It will streak across the Martian sky like a meteor, Chen said.
About 10 minutes before entering the thin Martian atmosphere, the cruise stage that has carried the spacecraft on its journey through space is shed and the rover prepares for a guided entry, where small thrusters on the aeroshell help adjust its angle.
The spacecraft’s heat shield will endure peak heating of 2,370 degrees Fahrenheit, 75 seconds after entering the atmosphere.
Perseverance is targeting a 28-mile-wide ancient lake bed and river delta, the most challenging site yet for a NASA spacecraft landing on Mars. Rather than being flat and smooth, the small landing site is littered with sand dunes, steep cliffs, boulders and small craters.
The spacecraft has two upgrades — called Range Trigger and Terrain-Relative Navigation — to navigate this difficult and hazardous site.
Range Trigger will tell the 70.5-foot-wide parachute when to deploy based on the spacecraft’s position 240 seconds after entering the atmosphere. After the parachute deploys, the heat shield will detach.
The rover’s Terrain-Relative Navigation acts like a second brain, using cameras to take pictures of the ground as it rapidly approaches and determines the safest spot to land. It can shift the landing spot by up to 2,000 feet, according to NASA.
The back shell and parachute separate after the heat shield is discarded when the spacecraft is 1.3 miles above the Martian surface. The Mars landing engines, which include eight retrorockets, will fire to slow the descent from 190 miles per hour to about 1.7 miles per hour.
Then, the famed sky crane maneuver that landed the Curiosity rover will occur. Nylon cords will lower the rover 25 feet below the descent stage. After the rover touches down on the Martian surface, the cords will detach and the descent stage will fly away and land at a safe distance.
On the surface of Mars
Once the rover has landed, Perseverance’s two-year mission will begin, and it will go through a “checkout” period to make sure it’s ready.
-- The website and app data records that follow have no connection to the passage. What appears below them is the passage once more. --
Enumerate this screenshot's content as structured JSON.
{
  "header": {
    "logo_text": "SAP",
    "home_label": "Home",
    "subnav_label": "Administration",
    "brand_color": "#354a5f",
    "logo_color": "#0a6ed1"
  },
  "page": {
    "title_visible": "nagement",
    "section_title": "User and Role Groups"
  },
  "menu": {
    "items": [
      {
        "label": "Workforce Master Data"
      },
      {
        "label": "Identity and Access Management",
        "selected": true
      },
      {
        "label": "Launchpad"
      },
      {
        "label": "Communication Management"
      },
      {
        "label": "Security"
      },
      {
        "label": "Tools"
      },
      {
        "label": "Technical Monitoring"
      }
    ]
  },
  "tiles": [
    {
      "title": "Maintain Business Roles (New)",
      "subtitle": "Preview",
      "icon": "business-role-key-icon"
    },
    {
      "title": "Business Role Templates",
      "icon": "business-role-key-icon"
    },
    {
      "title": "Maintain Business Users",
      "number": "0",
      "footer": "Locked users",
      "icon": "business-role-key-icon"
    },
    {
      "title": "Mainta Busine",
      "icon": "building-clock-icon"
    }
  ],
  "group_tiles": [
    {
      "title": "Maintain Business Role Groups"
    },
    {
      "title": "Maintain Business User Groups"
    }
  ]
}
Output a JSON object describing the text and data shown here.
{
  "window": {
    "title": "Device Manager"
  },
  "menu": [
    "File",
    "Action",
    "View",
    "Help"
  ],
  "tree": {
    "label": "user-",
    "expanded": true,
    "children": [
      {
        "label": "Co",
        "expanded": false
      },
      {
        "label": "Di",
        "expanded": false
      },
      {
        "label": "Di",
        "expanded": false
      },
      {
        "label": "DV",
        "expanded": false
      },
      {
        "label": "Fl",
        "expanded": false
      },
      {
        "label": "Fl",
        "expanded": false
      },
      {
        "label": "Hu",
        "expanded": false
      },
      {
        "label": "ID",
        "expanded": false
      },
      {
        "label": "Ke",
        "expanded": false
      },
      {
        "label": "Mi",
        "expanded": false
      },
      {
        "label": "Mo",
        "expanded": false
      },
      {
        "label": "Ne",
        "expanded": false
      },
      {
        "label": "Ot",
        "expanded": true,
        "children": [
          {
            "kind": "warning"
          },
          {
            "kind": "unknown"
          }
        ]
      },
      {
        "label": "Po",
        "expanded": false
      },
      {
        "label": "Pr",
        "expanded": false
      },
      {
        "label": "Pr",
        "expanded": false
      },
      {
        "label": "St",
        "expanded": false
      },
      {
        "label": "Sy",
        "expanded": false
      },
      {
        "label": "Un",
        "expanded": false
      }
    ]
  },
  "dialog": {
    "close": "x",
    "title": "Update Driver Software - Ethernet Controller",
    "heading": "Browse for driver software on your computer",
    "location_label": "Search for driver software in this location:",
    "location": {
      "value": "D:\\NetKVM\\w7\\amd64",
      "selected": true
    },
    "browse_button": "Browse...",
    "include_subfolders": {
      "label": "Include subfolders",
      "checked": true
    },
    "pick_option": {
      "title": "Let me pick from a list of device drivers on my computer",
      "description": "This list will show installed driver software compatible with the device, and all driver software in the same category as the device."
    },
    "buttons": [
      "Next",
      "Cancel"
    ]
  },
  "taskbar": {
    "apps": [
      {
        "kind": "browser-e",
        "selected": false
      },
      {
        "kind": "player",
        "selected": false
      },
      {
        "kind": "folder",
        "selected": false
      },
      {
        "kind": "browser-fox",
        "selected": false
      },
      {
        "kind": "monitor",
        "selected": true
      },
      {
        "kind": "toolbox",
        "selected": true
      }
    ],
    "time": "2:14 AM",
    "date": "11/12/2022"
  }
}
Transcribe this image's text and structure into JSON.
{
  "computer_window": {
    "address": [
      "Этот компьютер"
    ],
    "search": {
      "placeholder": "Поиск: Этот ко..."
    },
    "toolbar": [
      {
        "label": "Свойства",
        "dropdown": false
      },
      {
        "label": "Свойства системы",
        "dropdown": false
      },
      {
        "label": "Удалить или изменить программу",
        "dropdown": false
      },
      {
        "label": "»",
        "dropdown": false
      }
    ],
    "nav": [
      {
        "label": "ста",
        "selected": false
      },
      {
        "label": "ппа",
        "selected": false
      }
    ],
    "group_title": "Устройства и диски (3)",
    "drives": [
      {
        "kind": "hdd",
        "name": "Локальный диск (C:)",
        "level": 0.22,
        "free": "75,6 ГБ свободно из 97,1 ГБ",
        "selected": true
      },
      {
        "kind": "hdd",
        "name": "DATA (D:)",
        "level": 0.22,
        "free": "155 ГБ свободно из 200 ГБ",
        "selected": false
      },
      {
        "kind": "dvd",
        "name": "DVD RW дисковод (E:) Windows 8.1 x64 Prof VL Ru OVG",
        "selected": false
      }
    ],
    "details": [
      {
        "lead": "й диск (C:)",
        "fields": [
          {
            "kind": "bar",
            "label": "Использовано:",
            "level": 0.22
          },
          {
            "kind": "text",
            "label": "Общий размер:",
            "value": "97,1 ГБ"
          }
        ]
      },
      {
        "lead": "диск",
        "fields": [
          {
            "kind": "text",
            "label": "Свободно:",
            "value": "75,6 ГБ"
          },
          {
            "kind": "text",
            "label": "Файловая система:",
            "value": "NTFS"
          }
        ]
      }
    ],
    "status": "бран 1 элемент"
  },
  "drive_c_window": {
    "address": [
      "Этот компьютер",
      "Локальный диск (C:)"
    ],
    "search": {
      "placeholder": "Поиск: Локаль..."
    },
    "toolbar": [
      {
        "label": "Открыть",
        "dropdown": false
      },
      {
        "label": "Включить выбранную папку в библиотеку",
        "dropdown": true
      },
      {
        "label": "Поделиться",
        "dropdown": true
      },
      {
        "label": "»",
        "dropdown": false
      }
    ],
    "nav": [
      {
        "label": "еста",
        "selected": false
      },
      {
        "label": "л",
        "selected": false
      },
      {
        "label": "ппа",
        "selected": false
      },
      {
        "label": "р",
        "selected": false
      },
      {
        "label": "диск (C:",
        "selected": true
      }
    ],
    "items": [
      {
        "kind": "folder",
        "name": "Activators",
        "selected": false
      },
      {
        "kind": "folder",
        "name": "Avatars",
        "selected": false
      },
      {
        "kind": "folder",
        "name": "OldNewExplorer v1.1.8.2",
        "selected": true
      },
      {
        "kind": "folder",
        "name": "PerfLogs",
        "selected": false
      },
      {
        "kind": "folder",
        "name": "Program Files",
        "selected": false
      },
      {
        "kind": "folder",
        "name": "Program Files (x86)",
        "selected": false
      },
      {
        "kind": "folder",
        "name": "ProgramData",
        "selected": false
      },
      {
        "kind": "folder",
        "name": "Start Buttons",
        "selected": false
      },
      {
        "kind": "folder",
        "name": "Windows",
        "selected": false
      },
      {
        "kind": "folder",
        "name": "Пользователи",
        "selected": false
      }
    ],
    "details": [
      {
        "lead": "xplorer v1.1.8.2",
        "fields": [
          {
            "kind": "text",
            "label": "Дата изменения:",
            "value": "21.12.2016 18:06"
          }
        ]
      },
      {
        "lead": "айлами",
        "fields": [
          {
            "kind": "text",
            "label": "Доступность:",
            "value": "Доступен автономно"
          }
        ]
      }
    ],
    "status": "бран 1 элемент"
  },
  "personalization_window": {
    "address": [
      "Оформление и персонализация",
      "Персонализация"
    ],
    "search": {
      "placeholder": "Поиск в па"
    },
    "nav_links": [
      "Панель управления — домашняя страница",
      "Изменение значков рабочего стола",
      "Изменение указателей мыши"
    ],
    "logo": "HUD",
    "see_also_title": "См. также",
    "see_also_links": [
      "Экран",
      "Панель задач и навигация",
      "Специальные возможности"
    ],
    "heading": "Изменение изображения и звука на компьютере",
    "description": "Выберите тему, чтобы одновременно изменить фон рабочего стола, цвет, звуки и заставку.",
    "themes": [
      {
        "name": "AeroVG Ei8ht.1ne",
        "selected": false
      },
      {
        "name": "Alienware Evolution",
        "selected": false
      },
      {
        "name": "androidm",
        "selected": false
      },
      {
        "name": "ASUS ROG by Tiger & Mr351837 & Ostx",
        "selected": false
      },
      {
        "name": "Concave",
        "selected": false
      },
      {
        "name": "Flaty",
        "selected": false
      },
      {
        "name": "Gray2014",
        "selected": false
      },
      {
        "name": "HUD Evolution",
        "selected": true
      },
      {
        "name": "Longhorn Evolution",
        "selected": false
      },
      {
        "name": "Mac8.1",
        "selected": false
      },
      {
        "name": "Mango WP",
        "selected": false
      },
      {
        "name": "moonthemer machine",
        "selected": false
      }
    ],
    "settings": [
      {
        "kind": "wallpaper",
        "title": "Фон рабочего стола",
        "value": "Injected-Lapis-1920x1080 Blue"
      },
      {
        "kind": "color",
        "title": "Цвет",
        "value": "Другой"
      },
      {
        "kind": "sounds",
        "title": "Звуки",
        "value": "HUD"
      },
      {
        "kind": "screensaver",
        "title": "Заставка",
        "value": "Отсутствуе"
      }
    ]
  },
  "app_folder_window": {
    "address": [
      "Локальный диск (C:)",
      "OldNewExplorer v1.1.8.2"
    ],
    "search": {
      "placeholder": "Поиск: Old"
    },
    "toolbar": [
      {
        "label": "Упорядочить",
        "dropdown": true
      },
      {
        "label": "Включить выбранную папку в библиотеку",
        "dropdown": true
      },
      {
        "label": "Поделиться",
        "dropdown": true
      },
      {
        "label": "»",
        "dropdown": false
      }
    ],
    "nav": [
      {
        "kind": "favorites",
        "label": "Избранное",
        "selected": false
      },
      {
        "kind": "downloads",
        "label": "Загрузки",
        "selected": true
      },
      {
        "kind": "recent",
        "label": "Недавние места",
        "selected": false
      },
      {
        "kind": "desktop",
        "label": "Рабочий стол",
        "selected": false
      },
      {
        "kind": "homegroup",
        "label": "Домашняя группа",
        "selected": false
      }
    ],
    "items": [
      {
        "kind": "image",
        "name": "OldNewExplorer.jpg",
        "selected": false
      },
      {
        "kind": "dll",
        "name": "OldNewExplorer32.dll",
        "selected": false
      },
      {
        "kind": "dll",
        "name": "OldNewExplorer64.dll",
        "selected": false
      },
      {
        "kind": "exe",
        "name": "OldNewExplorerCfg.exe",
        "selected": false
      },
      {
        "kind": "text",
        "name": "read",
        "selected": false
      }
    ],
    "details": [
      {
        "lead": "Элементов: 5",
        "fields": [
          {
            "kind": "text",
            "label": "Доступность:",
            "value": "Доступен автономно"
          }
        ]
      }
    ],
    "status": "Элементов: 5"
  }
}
The rover will also find a nice, flat surface to drop the Ingenuity helicopter so it has a place to use as a helipad for its potential five test flights during a 30-day period. This will occur within the first 50 to 90 sols, or Martian days, of the mission.
Once Ingenuity is settled on the surface, Perseverance will drive to a safe spot at a distance and use its cameras to watch Ingenuity’s flight.
This will be the first flight of a helicopter on another planet.
After those flights, Perseverance will begin searching for evidence of ancient life, study Mars’ climate and geology and collect samples that will eventually be returned to Earth via planned future missions. It will drive three times faster than previous rovers.
Jezero Crater was chosen as Perseverance’s home because billions of years ago, the basin was the site of a lake and river delta. Rocks and dirt from this basin could provide fossilized evidence of past microbial life, as well as more information about what ancient Mars was like.
“Perseverance’s sophisticated science instruments will not only help in the hunt for fossilized microbial life, but also expand our knowledge of Martian geology and its past, present, and future,” said Ken Farley, project scientist for Mars 2020, in a statement.
“Our science team has been busy planning how best to work with what we anticipate will be a firehose of cutting-edge data. That’s the kind of ‘problem’ we are looking forward to.”
The path Perseverance will traverse is about 15 miles long, an “epic journey” that will take years, Farley said. What scientists could discover about Mars, though, is worth the journey.
Perseverance also carries instruments that could help further exploration on Mars in the future, like MOXIE, the Mars Oxygen In-Situ Resource Utilization Experiment. This experiment, about the size of a car battery, will attempt to convert Martian carbon dioxide into oxygen.
Not only could this help NASA scientists learn how to produce rocket fuel on Mars, but also oxygen that could be use during future human exploration of the red planet.
“The mission provides hope and unity,” Zurbuchen said. “As our cosmic neighbor, Mars continues to captivate our imagination.”